▸ **Assignment**: Write down nothing except how many lines in the entries contain "placeholder".

▸ **Records contained in a dataset**:
§ §

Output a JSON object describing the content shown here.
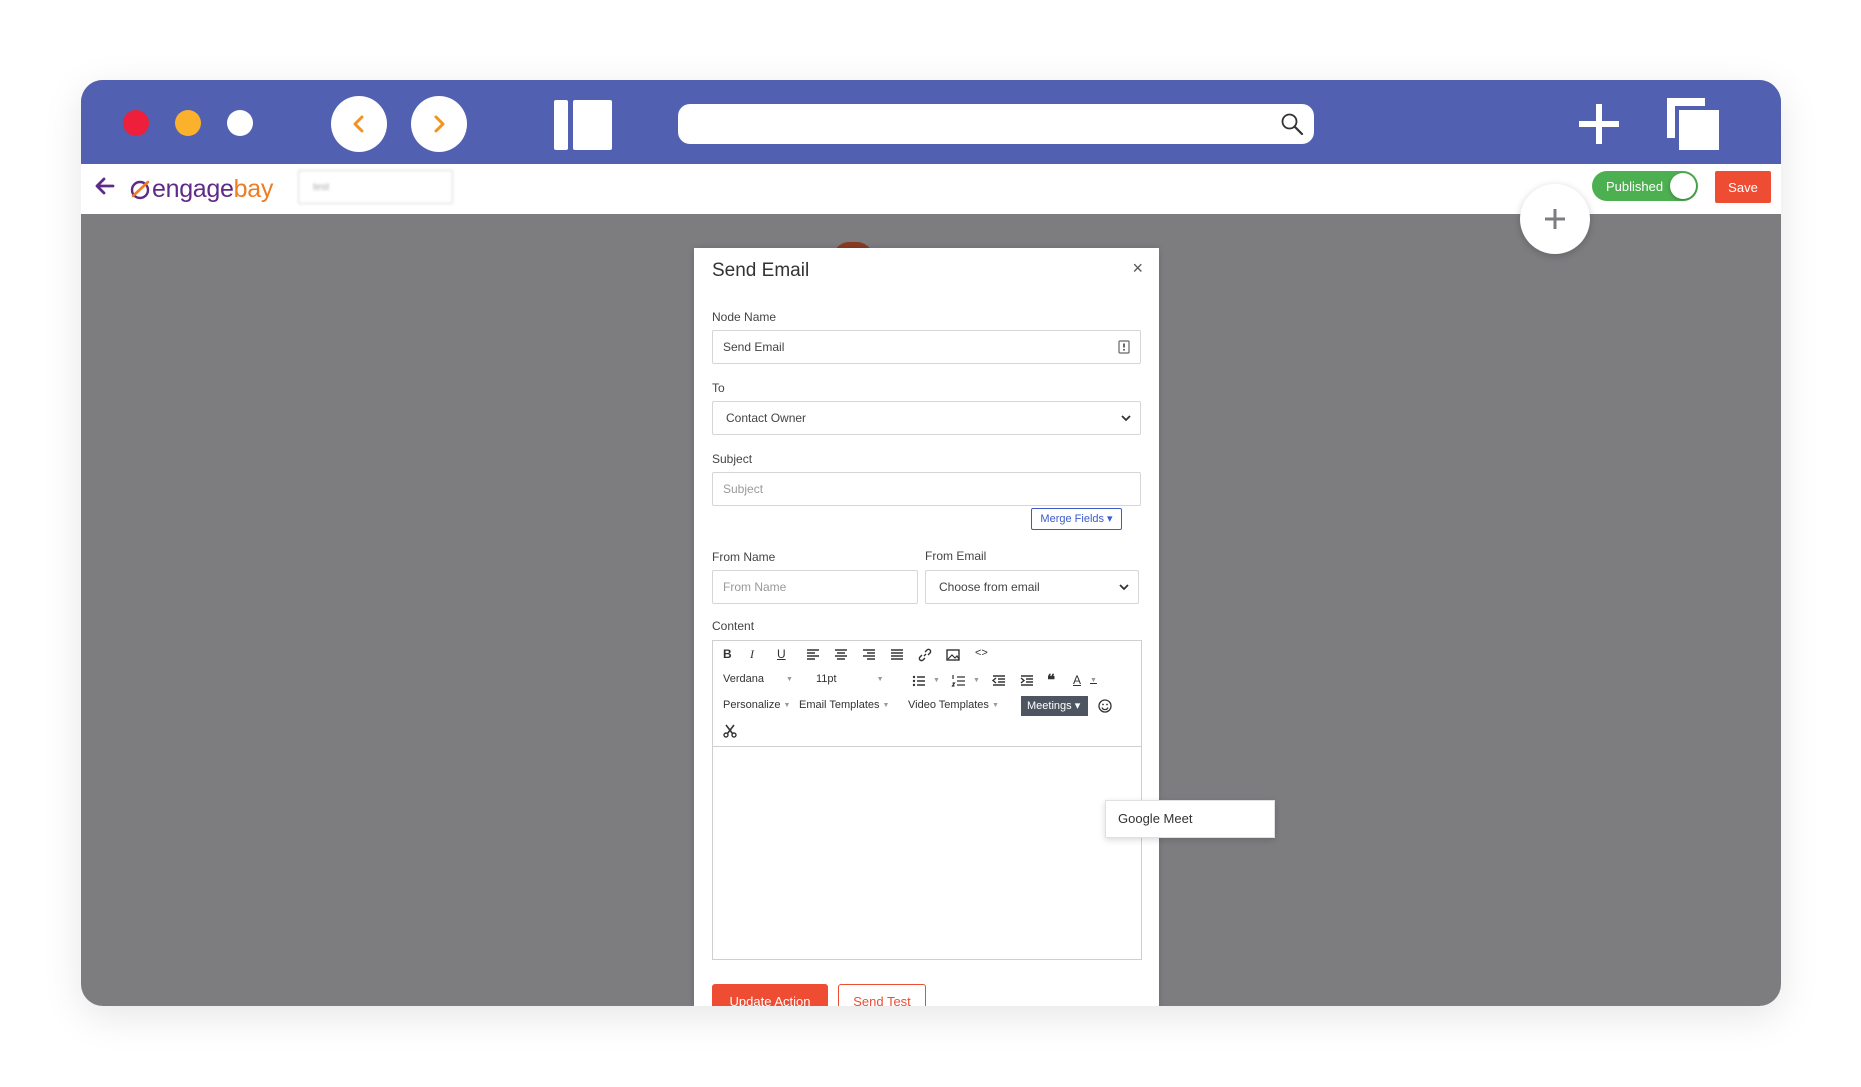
{
  "colors": {
    "chrome": "#5260b1",
    "brand_purple": "#5f2b86",
    "brand_orange": "#f07b21",
    "accent_red": "#ee4d33",
    "published_green": "#4caf50",
    "canvas": "#7d7d80"
  },
  "header": {
    "logo_engage": "engage",
    "logo_bay": "bay",
    "workflow_name": "test",
    "status_label": "Published",
    "save_label": "Save"
  },
  "modal": {
    "title": "Send Email",
    "close_glyph": "×",
    "node_name": {
      "label": "Node Name",
      "value": "Send Email"
    },
    "to": {
      "label": "To",
      "value": "Contact Owner"
    },
    "subject": {
      "label": "Subject",
      "placeholder": "Subject"
    },
    "merge_fields": "Merge Fields ▾",
    "from_name": {
      "label": "From Name",
      "placeholder": "From Name"
    },
    "from_email": {
      "label": "From Email",
      "value": "Choose from email"
    },
    "content_label": "Content",
    "toolbar": {
      "bold": "B",
      "italic": "I",
      "underline": "U",
      "font": "Verdana",
      "size": "11pt",
      "quote": "❝",
      "text_color": "A",
      "personalize": "Personalize",
      "email_templates": "Email Templates",
      "video_templates": "Video Templates",
      "meetings": "Meetings ▾",
      "code": "<>"
    },
    "dropdown_item": "Google Meet",
    "update_action": "Update Action",
    "send_test": "Send Test"
  }
}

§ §

▸ **Finished task**: 2